#### GOAL OF THE EXERCISE
Which lines below hold the word "нужно"? Copy all of them.

[Data records for software interfaces]

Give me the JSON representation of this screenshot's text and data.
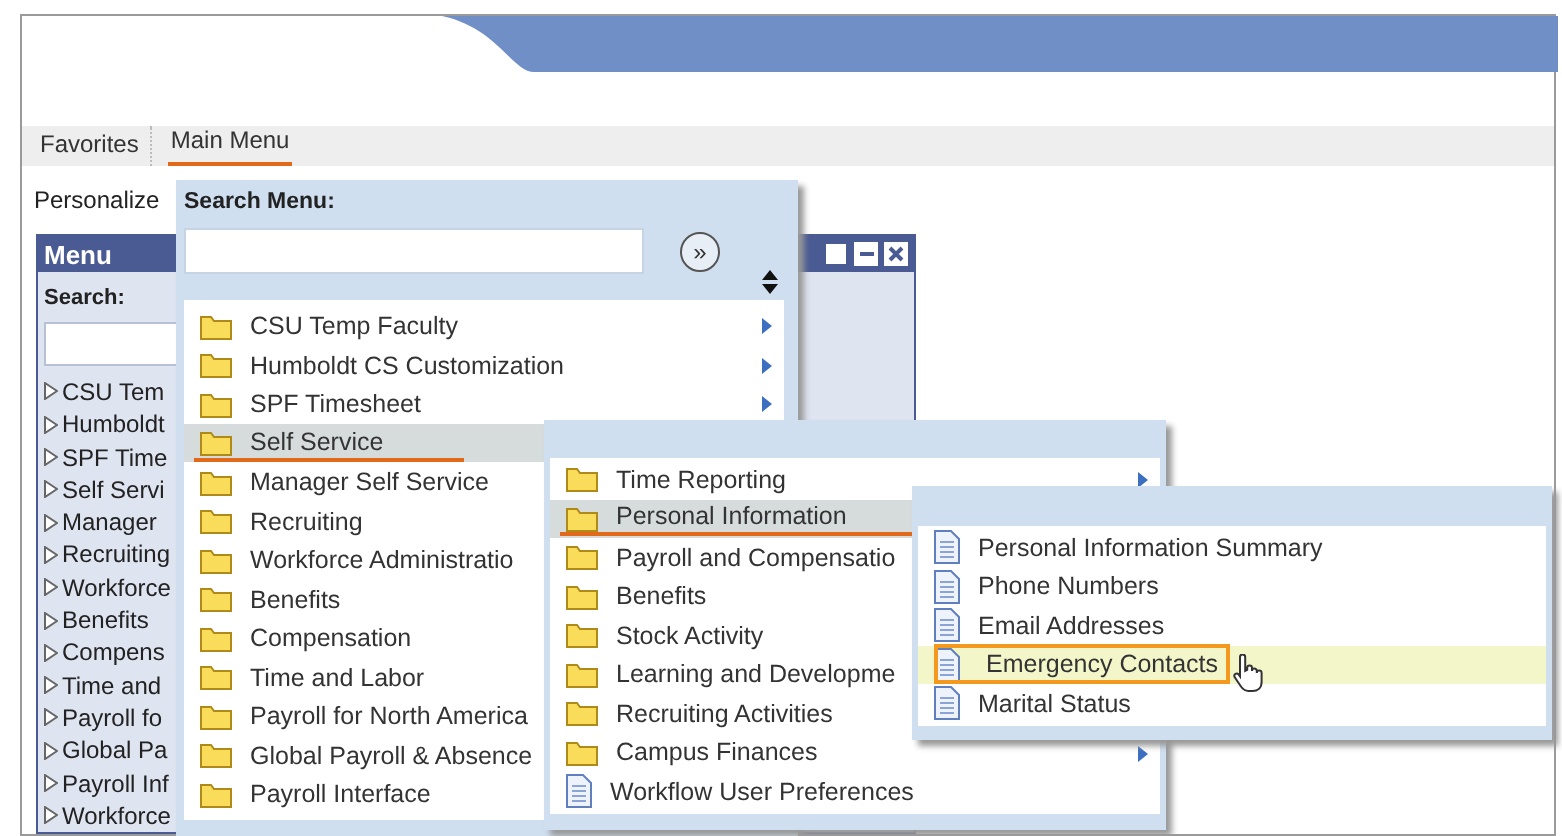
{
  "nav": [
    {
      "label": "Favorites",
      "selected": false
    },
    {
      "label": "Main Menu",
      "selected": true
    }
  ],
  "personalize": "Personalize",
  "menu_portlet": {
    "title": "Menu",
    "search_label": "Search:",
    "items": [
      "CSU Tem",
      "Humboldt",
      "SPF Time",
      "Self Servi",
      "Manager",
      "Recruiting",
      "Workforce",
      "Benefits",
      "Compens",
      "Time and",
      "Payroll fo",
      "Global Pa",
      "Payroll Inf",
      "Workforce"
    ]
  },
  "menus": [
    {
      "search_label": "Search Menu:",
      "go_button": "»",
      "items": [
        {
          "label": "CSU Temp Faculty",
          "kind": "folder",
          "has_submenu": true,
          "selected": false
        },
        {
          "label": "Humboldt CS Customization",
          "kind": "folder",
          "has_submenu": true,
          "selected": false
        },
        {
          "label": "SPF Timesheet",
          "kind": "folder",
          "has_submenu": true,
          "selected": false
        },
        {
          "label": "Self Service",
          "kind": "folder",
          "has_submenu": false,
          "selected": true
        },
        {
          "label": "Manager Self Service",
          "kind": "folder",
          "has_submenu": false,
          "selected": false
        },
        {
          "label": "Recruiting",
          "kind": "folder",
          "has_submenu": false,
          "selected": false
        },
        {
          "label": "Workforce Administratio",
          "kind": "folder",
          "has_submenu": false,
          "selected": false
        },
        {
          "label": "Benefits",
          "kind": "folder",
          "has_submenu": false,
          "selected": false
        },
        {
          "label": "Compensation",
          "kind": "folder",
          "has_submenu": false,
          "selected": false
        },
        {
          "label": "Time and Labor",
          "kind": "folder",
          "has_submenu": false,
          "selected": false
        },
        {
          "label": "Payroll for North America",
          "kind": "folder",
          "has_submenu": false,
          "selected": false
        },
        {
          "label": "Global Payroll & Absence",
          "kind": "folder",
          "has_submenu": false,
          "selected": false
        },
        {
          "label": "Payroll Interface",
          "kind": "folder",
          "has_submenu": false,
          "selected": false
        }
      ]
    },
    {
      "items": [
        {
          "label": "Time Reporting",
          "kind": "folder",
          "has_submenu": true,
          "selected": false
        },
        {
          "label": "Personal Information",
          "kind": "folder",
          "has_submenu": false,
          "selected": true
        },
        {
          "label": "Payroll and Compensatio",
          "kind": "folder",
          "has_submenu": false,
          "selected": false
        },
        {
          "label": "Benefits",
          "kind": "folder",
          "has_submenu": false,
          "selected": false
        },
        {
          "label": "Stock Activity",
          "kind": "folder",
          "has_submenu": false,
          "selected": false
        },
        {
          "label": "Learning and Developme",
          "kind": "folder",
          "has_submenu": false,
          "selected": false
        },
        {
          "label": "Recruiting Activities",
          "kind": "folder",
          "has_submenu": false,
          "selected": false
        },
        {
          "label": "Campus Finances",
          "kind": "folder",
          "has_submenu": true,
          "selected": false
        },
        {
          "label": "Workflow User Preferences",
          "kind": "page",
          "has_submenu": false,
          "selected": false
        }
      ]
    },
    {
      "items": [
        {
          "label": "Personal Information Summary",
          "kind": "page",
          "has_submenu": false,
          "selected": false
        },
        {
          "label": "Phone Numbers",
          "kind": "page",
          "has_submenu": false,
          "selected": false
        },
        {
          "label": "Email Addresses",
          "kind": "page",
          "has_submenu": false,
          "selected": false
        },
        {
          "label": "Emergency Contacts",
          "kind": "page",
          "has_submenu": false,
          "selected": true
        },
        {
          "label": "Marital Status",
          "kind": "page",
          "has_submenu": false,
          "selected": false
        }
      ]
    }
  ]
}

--

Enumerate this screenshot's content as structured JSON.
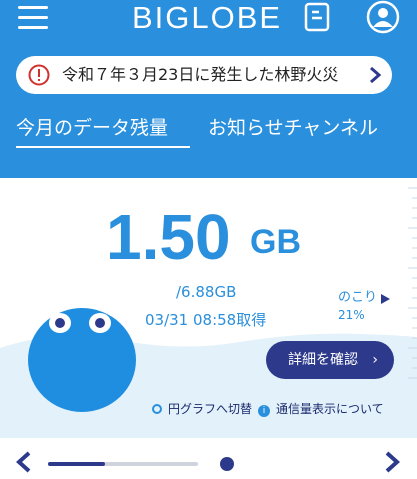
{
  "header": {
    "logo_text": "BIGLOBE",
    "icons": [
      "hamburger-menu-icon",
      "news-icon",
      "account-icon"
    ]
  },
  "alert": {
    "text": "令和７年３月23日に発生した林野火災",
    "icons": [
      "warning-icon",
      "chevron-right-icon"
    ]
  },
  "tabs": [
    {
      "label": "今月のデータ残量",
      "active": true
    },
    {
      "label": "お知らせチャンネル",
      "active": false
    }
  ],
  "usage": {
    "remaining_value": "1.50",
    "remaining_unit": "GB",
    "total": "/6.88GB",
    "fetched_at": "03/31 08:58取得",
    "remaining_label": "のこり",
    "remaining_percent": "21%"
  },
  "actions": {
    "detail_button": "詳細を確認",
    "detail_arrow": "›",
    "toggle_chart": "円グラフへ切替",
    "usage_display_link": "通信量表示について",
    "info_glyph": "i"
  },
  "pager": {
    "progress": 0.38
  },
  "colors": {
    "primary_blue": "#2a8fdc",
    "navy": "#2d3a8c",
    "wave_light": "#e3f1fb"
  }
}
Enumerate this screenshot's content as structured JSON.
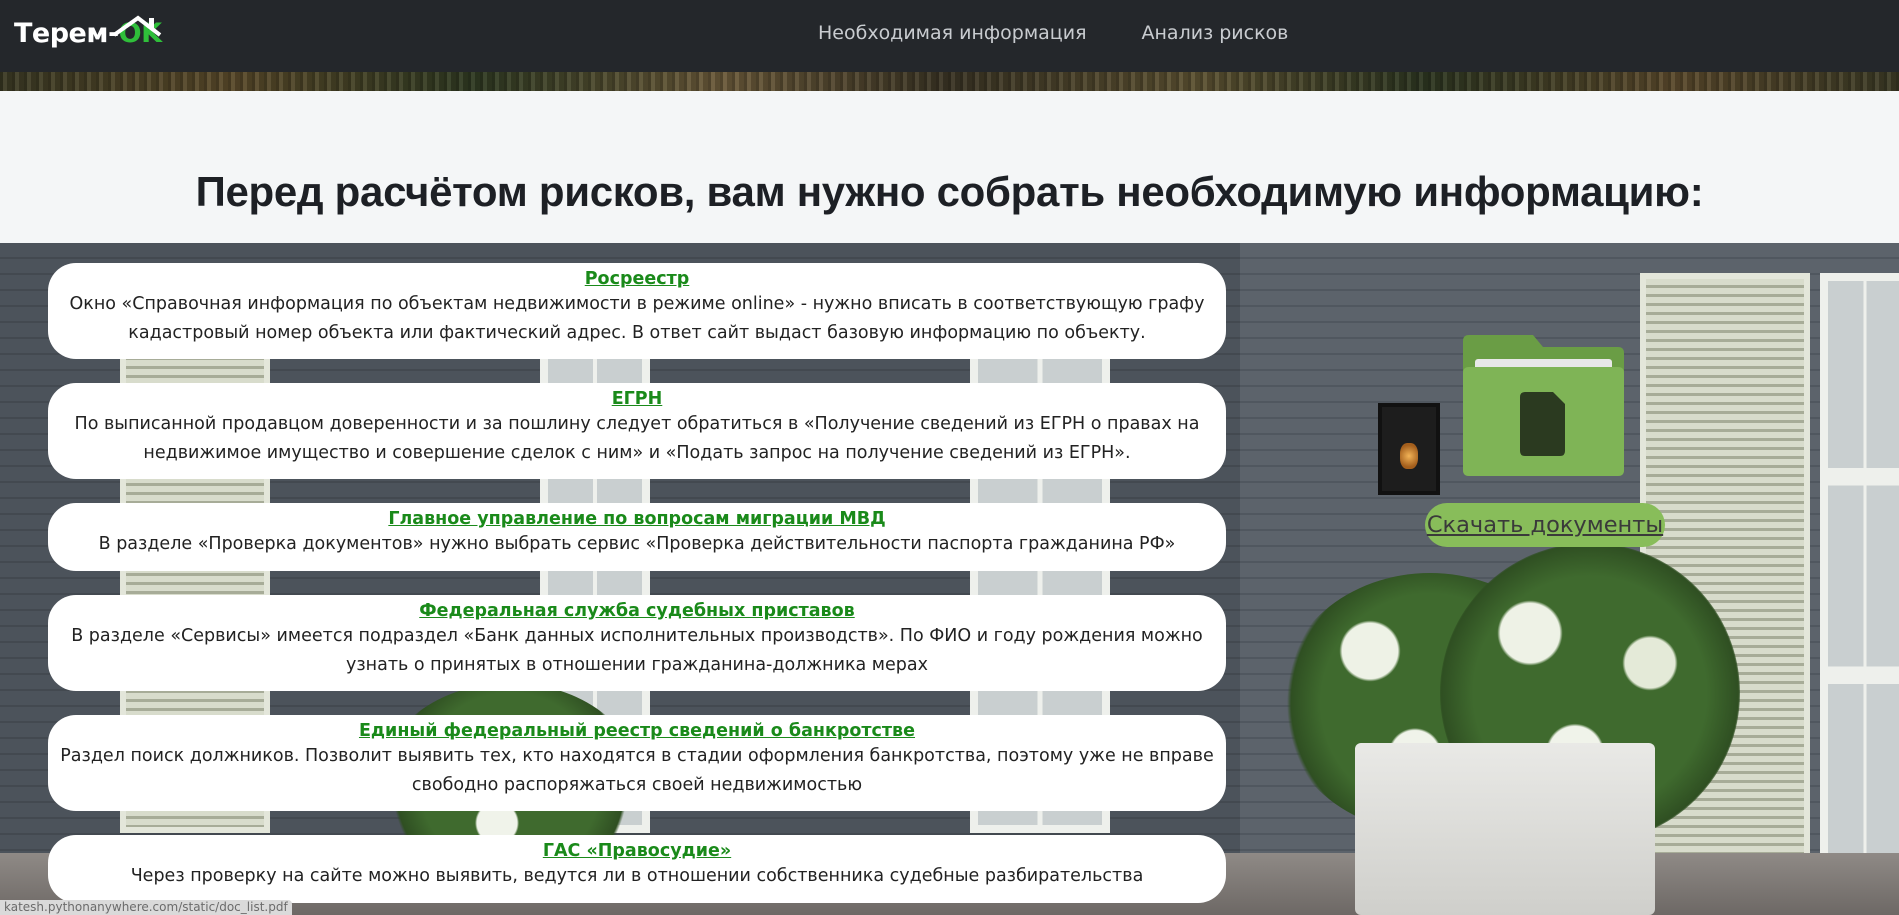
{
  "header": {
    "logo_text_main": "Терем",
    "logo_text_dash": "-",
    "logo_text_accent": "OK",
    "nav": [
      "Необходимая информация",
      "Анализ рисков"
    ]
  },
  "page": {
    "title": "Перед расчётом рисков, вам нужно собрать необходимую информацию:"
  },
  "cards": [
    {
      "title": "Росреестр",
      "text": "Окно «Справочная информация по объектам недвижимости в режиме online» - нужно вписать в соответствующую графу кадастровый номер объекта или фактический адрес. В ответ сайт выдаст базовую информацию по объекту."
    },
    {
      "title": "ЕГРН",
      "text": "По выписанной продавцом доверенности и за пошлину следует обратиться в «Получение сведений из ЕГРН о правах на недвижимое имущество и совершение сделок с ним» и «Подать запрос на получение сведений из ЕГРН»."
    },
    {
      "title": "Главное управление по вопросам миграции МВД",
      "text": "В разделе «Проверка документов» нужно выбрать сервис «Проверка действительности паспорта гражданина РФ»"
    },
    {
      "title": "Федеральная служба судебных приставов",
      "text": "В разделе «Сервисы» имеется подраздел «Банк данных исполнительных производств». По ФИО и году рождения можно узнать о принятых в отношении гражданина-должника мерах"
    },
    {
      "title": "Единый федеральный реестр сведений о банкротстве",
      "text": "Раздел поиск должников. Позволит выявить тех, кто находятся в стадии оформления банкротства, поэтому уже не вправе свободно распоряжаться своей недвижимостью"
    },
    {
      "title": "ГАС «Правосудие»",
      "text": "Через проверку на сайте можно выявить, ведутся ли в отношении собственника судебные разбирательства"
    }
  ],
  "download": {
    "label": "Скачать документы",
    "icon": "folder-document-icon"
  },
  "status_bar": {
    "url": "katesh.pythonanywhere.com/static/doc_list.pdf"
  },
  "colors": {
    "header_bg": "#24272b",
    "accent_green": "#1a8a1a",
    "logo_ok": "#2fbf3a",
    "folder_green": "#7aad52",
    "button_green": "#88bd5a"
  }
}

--

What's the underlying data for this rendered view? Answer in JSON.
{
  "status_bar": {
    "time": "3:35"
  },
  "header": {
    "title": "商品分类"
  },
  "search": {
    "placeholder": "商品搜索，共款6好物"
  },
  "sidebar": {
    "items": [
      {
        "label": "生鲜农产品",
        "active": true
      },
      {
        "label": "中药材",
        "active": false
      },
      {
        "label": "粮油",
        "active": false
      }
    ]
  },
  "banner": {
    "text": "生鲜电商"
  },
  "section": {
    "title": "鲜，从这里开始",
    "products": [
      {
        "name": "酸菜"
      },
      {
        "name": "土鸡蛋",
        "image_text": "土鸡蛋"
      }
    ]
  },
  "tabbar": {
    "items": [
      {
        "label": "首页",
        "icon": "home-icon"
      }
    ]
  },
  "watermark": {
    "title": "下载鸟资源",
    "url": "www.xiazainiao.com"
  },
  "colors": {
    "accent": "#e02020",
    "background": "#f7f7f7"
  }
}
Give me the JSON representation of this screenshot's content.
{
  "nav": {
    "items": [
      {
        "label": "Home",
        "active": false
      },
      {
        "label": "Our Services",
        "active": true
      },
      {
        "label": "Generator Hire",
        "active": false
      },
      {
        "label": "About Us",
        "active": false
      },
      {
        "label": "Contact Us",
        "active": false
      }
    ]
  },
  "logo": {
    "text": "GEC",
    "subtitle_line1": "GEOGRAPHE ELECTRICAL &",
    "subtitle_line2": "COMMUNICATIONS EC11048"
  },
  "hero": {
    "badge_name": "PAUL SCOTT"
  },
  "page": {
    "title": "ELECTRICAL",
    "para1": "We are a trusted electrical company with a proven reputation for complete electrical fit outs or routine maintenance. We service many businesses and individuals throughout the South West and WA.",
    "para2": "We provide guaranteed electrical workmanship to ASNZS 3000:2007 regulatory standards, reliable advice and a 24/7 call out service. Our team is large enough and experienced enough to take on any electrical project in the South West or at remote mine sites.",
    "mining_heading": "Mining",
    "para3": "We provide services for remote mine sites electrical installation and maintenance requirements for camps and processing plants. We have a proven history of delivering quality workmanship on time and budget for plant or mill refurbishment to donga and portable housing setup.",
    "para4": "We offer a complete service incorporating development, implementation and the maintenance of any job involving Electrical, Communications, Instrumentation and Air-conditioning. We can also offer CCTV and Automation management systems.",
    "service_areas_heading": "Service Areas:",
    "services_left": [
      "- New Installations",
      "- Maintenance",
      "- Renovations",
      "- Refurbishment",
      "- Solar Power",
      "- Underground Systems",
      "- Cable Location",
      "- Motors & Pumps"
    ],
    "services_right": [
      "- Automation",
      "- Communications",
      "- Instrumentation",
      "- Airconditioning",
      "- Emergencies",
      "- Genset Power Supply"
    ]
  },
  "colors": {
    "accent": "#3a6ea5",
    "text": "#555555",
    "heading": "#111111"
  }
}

#### ANSWER FOR THIS EXERCISE
    "title": "Перед расчётом рисков, вам нужно собрать необходимую информацию:"
      "text": "Окно «Справочная информация по объектам недвижимости в режиме online» - нужно вписать в соответствующую графу кадастровый номер объекта или фактический адрес. В ответ сайт выдаст базовую информацию по объекту."
      "text": "В разделе «Проверка документов» нужно выбрать сервис «Проверка действительности паспорта гражданина РФ»"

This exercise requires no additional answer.